NYU Tisch School of the Arts has established a scholarship in honor of alumnus Philip Seymour Hoffman.

The $50,000 grant will support Tisch drama students who demonstrate financial need, academic merit and artistic talent. Initial funding was provided by James Declan Tobin, an Irish producer who was inspired by spending time with the Hoffman family.

“Philip Seymour Hoffman is one of the greatest actors of our generation,” Tobin said. “This scholarship will inspire Tisch Drama students to follow his enchanted ways on both the screen and the stage, embodying those moments that are so truthfully evocative of the human experience, and give them the opportunity to thrive. Phil was beloved by his peers and his fans and he often expressed gratitude and love to those around him. With this scholarship, I hope to continue Phil’s legacy of warmth and generosity by creating pathways for Tisch Drama students to reach similar heights.”

Hoffman, who died in 2014, received acclaim for numerous roles over the course of his illustrious career including “Capote,” “Boogie Nights,” “The Talented Mr. Ripley,” “Doubt” and “The Master.” For his work onstage in “Death of a Salesman,” “True West” and “Long Day’s Journey Into Night,” Hoffman earned three Tony nominations. The scholarship was founded with support from Hoffman’s mother, Marilyn O’Connor.

“NYU Tisch School of the Arts was my son’s first choice for a college to begin his career as an actor. He was excited, challenged and stimulated by the environment and its teachers,” O’Connor said. “Phil never forgot his time there and went on to build a remarkable career in the theater and movies. He would be pleased to be a part of someone else having the same opportunity that he had. It’s our way of saying thank you for supporting him as a student and continuing to work with him professionally after he graduated.
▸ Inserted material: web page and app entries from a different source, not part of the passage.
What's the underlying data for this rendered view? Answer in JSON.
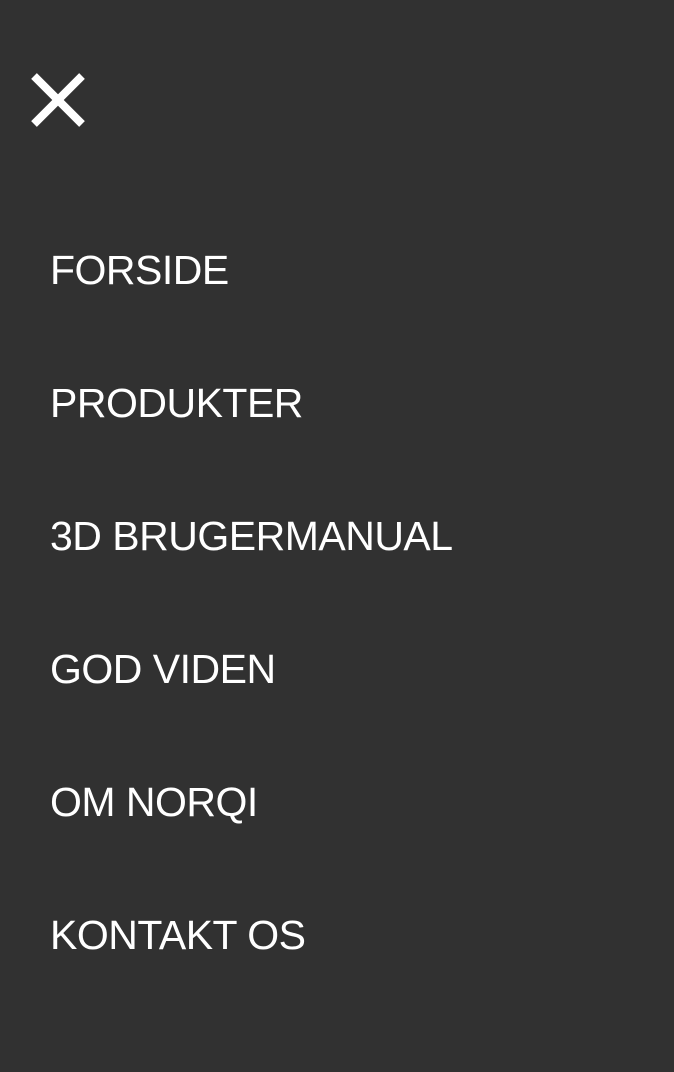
{
  "colors": {
    "background": "#313131",
    "text": "#ffffff"
  },
  "close_button": {
    "icon": "close-icon"
  },
  "nav": {
    "items": [
      {
        "label": "FORSIDE"
      },
      {
        "label": "PRODUKTER"
      },
      {
        "label": "3D BRUGERMANUAL"
      },
      {
        "label": "GOD VIDEN"
      },
      {
        "label": "OM NORQI"
      },
      {
        "label": "KONTAKT OS"
      }
    ]
  }
}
We are grateful that he will be honored for his work as a student and actor in a way that will support the next generation.”

The Philip Seymour Hoffman scholarship will be awarded to students once it reaches its endowment goal, according to the university.

Rubén Polendo, chair of the department of drama at Tisch School of the Arts, says he hopes the scholarship will inspire graduates to chart their own artistic legacy.

“Philip Seymour Hoffman embodies everything we aim to instill in our graduates: versatility, generosity, and a profound ability to plumb the depths of the human heart with grace and talent,” Polendo said. “We’re grateful that Tisch Drama students will have this scholarship support to help them follow Philip Seymour Hoffman’s inspiring artistic legacy while carving out their own space as actors and artists.”